    In the course of just a few hours, we can move from anger to giddy bouts of laughter; from quietness and standoffishness to periods of being very vocal and “the life of the party.”
  7. Do you do things to merely gain acceptance/attention?
    Colored by the experience of rejection, we may express ourselves with volatility and aggression just to elicit agreement—or a response—from a spouse or co-worker.
  8. Do people often tell you that you are oversensitive?
    Already wounded, we are easily hurt and protective, so we tend to withdraw and isolate ourselves quickly.
  9. Is your mood usually dictated by the moods of those around you?
    Instead of finding an anchor in God’s love, the wounded person often flows with the emotional tenor of others.
  10. Do you over-value others’ positive evaluation?
    It is not unusual for a person dealing with rejection to over-value praise. At the same time, simple criticism can become emotionally withering to us.
  11. Do you expect to be overlooked, and do you require special encouragement to participate in anything?
    Those of us with revelatory gifts may feel overlooked in our local church and unsure how to exercise our God-given gifts. So, we may require an unusual amount of encouragement. When we carry the baggage of rejection with us, we expect to be rejected.
  12. Do leaders consider you inconsistent or unreliable?
    It’s harder to provide a strong, consistent ministry while in “survival” mode rather than “conquering” mode. Leadership requires the ability
    to accept criticism with an objective viewpoint, as well as taking responsibility when things go wrong.
  13. Do you seldom attend a Bible study, social event, party, or blend in with others, because you see yourself as different?
    When dealing with rejection, we can become self-absorbed and inwardly directed.
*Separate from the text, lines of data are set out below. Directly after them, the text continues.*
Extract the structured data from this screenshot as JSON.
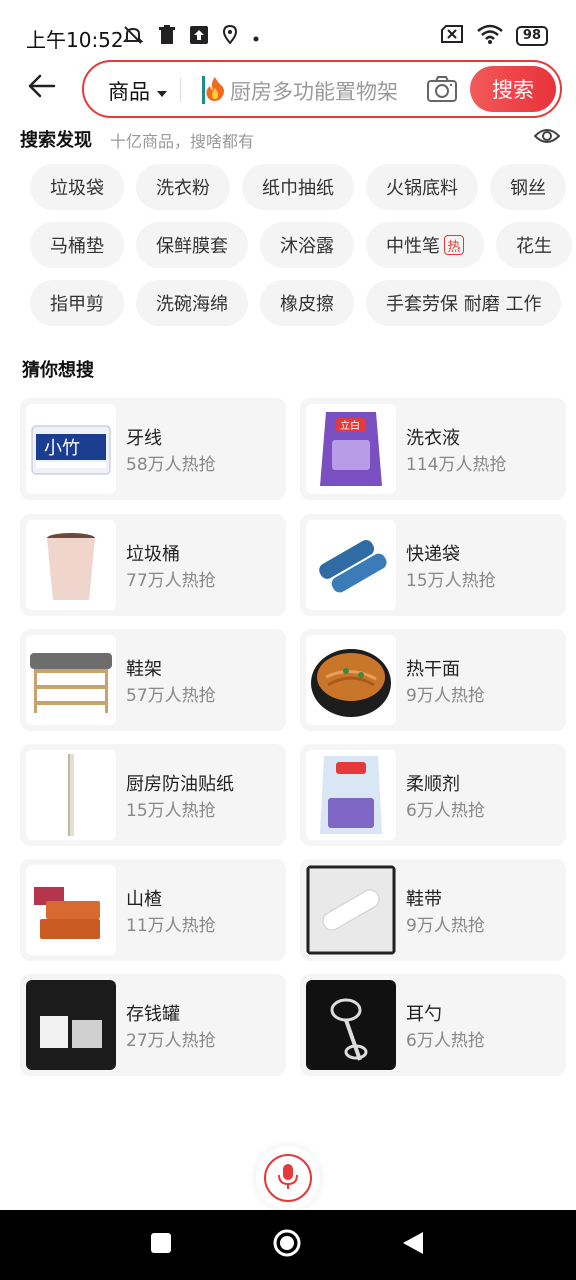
{
  "status": {
    "time": "上午10:52",
    "battery": "98"
  },
  "search": {
    "category": "商品",
    "placeholder": "厨房多功能置物架",
    "button": "搜索"
  },
  "discover": {
    "title": "搜索发现",
    "subtitle": "十亿商品，搜啥都有",
    "rows": [
      [
        {
          "label": "垃圾袋"
        },
        {
          "label": "洗衣粉"
        },
        {
          "label": "纸巾抽纸"
        },
        {
          "label": "火锅底料"
        },
        {
          "label": "钢丝"
        }
      ],
      [
        {
          "label": "马桶垫"
        },
        {
          "label": "保鲜膜套"
        },
        {
          "label": "沐浴露"
        },
        {
          "label": "中性笔",
          "hot": "热"
        },
        {
          "label": "花生"
        }
      ],
      [
        {
          "label": "指甲剪"
        },
        {
          "label": "洗碗海绵"
        },
        {
          "label": "橡皮擦"
        },
        {
          "label": "手套劳保 耐磨 工作"
        }
      ]
    ]
  },
  "guess": {
    "title": "猜你想搜",
    "items": [
      {
        "title": "牙线",
        "hot": "58万人热抢"
      },
      {
        "title": "洗衣液",
        "hot": "114万人热抢"
      },
      {
        "title": "垃圾桶",
        "hot": "77万人热抢"
      },
      {
        "title": "快递袋",
        "hot": "15万人热抢"
      },
      {
        "title": "鞋架",
        "hot": "57万人热抢"
      },
      {
        "title": "热干面",
        "hot": "9万人热抢"
      },
      {
        "title": "厨房防油贴纸",
        "hot": "15万人热抢"
      },
      {
        "title": "柔顺剂",
        "hot": "6万人热抢"
      },
      {
        "title": "山楂",
        "hot": "11万人热抢"
      },
      {
        "title": "鞋带",
        "hot": "9万人热抢"
      },
      {
        "title": "存钱罐",
        "hot": "27万人热抢"
      },
      {
        "title": "耳勺",
        "hot": "6万人热抢"
      }
    ]
  },
  "colors": {
    "accent": "#e53a3a"
  }
}
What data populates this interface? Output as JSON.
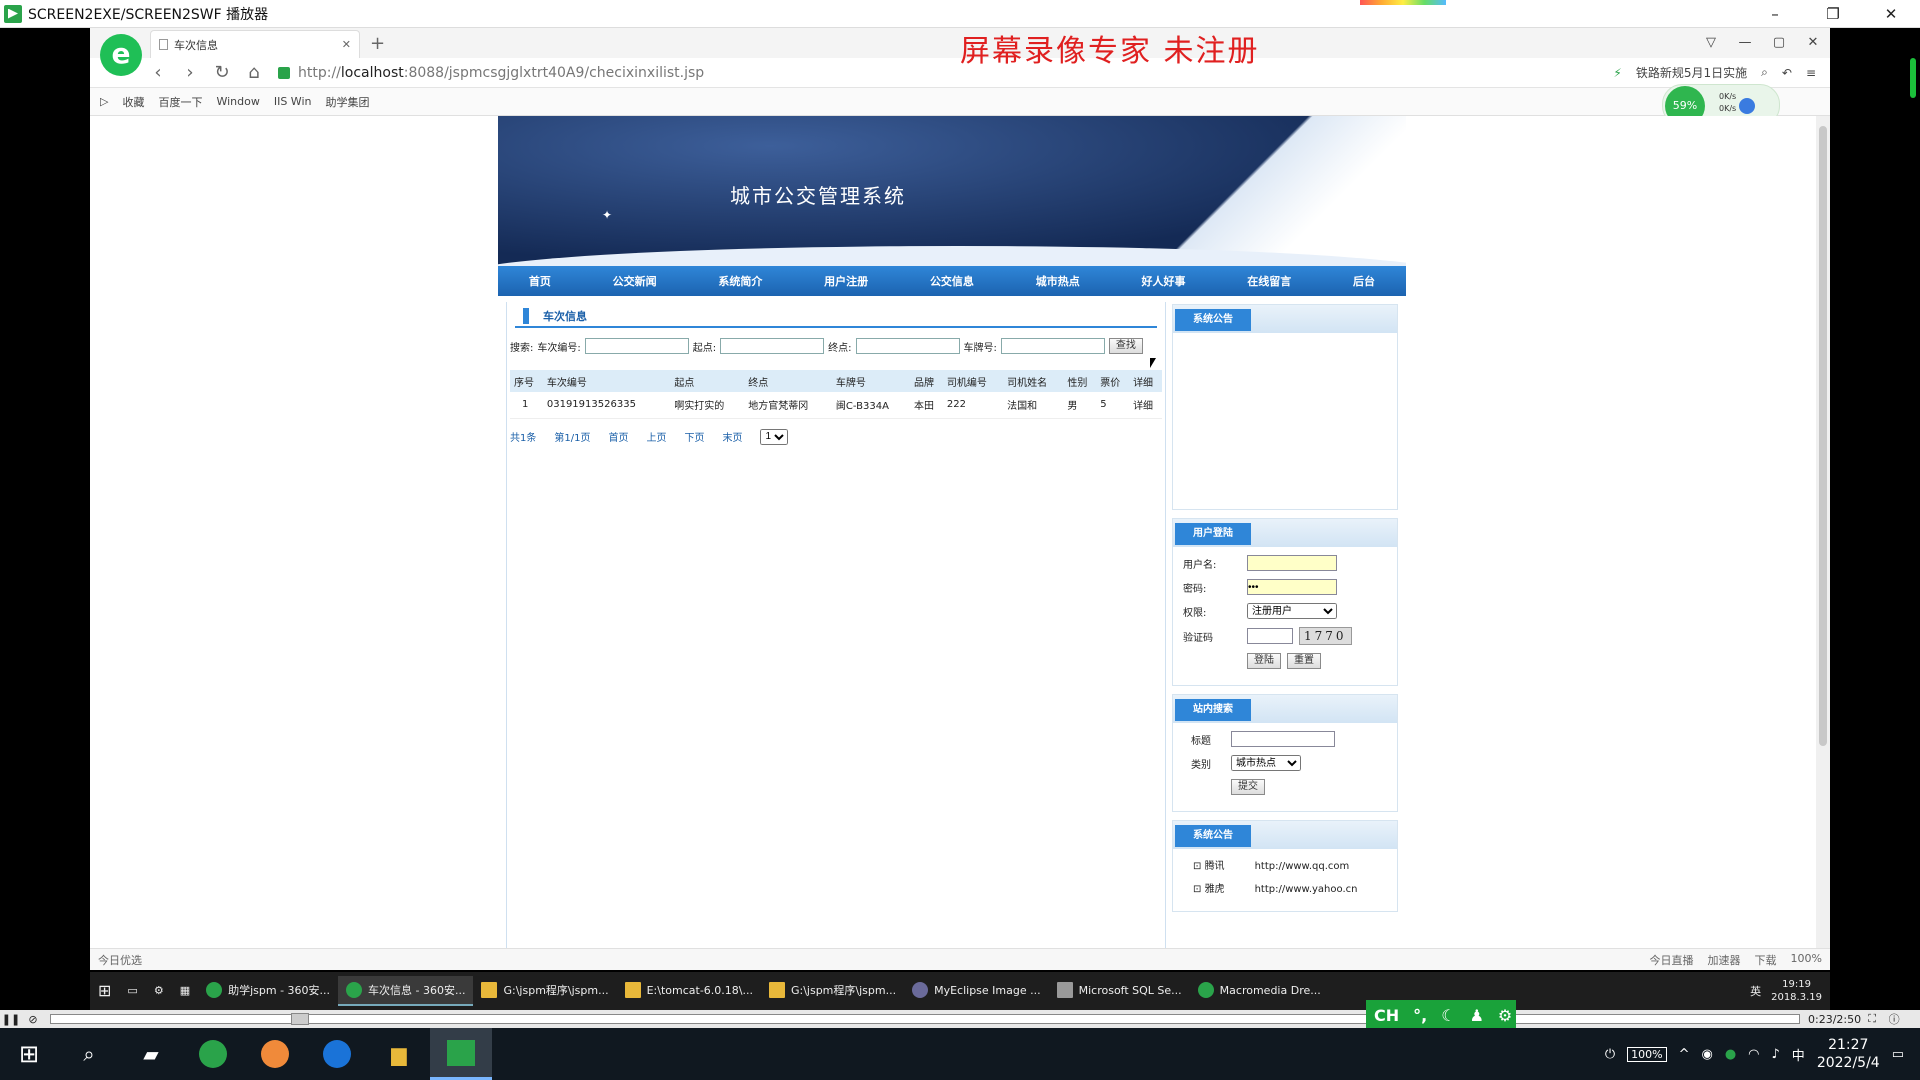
{
  "outer_window": {
    "title": "SCREEN2EXE/SCREEN2SWF 播放器",
    "min": "–",
    "max": "❐",
    "close": "✕"
  },
  "browser": {
    "tab_title": "车次信息",
    "tab_close": "✕",
    "new_tab": "+",
    "watermark": "屏幕录像专家  未注册",
    "url_prefix": "http://",
    "url_host": "localhost",
    "url_rest": ":8088/jspmcsgjglxtrt40A9/checixinxilist.jsp",
    "addr_right_text": "铁路新规5月1日实施",
    "bookmarks": [
      "收藏",
      "百度一下",
      "Window",
      "IIS Win",
      "助学集团"
    ],
    "speed": {
      "percent": "59%",
      "up": "0K/s",
      "down": "0K/s"
    },
    "status_left": "今日优选",
    "status_right": [
      "今日直播",
      "加速器",
      "下载",
      "100%"
    ]
  },
  "site": {
    "title": "城市公交管理系统",
    "nav": [
      "首页",
      "公交新闻",
      "系统简介",
      "用户注册",
      "公交信息",
      "城市热点",
      "好人好事",
      "在线留言",
      "后台"
    ],
    "section_title": "车次信息",
    "search": {
      "prefix": "搜索:",
      "f1": "车次编号:",
      "f2": "起点:",
      "f3": "终点:",
      "f4": "车牌号:",
      "button": "查找"
    },
    "table": {
      "headers": [
        "序号",
        "车次编号",
        "起点",
        "终点",
        "车牌号",
        "品牌",
        "司机编号",
        "司机姓名",
        "性别",
        "票价",
        "详细"
      ],
      "rows": [
        [
          "1",
          "03191913526335",
          "啊实打实的",
          "地方官梵蒂冈",
          "闽C-B334A",
          "本田",
          "222",
          "法国和",
          "男",
          "5",
          "详细"
        ]
      ]
    },
    "pager": {
      "total": "共1条",
      "page": "第1/1页",
      "first": "首页",
      "prev": "上页",
      "next": "下页",
      "last": "末页",
      "select": "1"
    },
    "side": {
      "notice_title": "系统公告",
      "login_title": "用户登陆",
      "username_label": "用户名:",
      "password_label": "密码:",
      "password_value": "•••",
      "role_label": "权限:",
      "role_value": "注册用户",
      "captcha_label": "验证码",
      "captcha_value": "1770",
      "login_btn": "登陆",
      "reset_btn": "重置",
      "search_title": "站内搜索",
      "kw_label": "标题",
      "cat_label": "类别",
      "cat_value": "城市热点",
      "submit_btn": "提交",
      "links_title": "系统公告",
      "links": [
        {
          "name": "腾讯",
          "url": "http://www.qq.com"
        },
        {
          "name": "雅虎",
          "url": "http://www.yahoo.cn"
        }
      ]
    }
  },
  "inner_taskbar": {
    "items": [
      "助学jspm - 360安...",
      "车次信息 - 360安...",
      "G:\\jspm程序\\jspm...",
      "E:\\tomcat-6.0.18\\...",
      "G:\\jspm程序\\jspm...",
      "MyEclipse Image ...",
      "Microsoft SQL Se...",
      "Macromedia Dre..."
    ],
    "ime": "英",
    "time": "19:19",
    "date": "2018.3.19"
  },
  "player": {
    "time": "0:23/2:50"
  },
  "ime_bar": {
    "label": "CH"
  },
  "host_taskbar": {
    "battery": "100%",
    "ime": "中",
    "time": "21:27",
    "date": "2022/5/4"
  }
}
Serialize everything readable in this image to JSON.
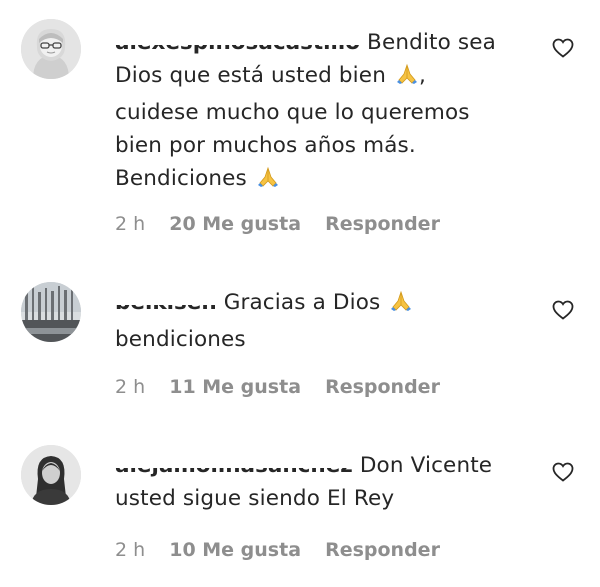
{
  "comments": [
    {
      "username": "alexespinosacastillo",
      "text": "Bendito sea Dios que está usted bien 🙏, cuidese mucho que lo queremos bien por muchos años más. Bendiciones 🙏",
      "text_parts": [
        "Bendito sea",
        "Dios que está usted bien",
        ",",
        "cuidese mucho que lo queremos",
        "bien por muchos años más.",
        "Bendiciones"
      ],
      "time": "2 h",
      "likes": "20 Me gusta",
      "reply_label": "Responder",
      "avatar_icon": "woman-with-glasses-avatar"
    },
    {
      "username": "belkisen",
      "text": "Gracias a Dios 🙏 bendiciones",
      "text_parts": [
        "Gracias a Dios",
        "bendiciones"
      ],
      "time": "2 h",
      "likes": "11 Me gusta",
      "reply_label": "Responder",
      "avatar_icon": "landscape-avatar"
    },
    {
      "username": "alejamolinasanchez",
      "text": "Don Vicente usted sigue siendo El Rey",
      "text_parts": [
        "Don Vicente",
        "usted sigue siendo El Rey"
      ],
      "time": "2 h",
      "likes": "10 Me gusta",
      "reply_label": "Responder",
      "avatar_icon": "woman-avatar"
    }
  ],
  "icons": {
    "like": "heart-outline-icon",
    "emoji": "folded-hands-emoji"
  },
  "colors": {
    "text": "#262626",
    "meta": "#8e8e8e",
    "background": "#ffffff"
  }
}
If we lack people skills, we may find it extremely difficult to reach beyond ourselves to minister to, or even be with others.
  14. Do you measure your personal value in the frequency of your spiritual revelations?
    Sometimes a person with revelatory gifts may be tempted to embellish a prophetic word from God, in order to enhance his or her reputation within the religious community, thereby increasing their sense of self-importance.

The syndrome of rejection may be expressed in many ways. When I began to examine myself and allow the Holy Spirit to transform my ways, these 14 issues were the keys God revealed to me. These 14 points paint a sad picture of someone trapped in an isolating pattern developed from experiencing years of rejection.

Those of us who have experienced a life of rejection can find ourselves cut off from others and imprisoned in a “virtual” reality. However, God wants us to see even our painful experiences through godly eyes and to respond in a righteous way. With His help, we can break free of rejection—one step at a time.

(Adapted from the upcoming book, Breaking Free of Rejection by John Paul Jackson, © 2003 Streams Ministries International. All rights reserved. Used by permission of Streams Publishing House, PO Box 550, North Sutton, NH 03260)

John Paul Jackson is the founder of Streams Ministries International, an in-depth prophetic teaching ministry, and has been at the forefront to the prophetic ministry for more than 20 years. A popular teacher and conference speaker, John Paul travels around the world teaching on “The Art of Hearing God,” on dreams and visions, and on the realm of the supernatural. He served as senior pastor of two churches and he has also served on the pastoral staff at the Vineyard Christian Fellowship in Anaheim, California (with John Wimber) and at Metro Christian Fellowship in Kansas City, Missouri (with Mike Bickle).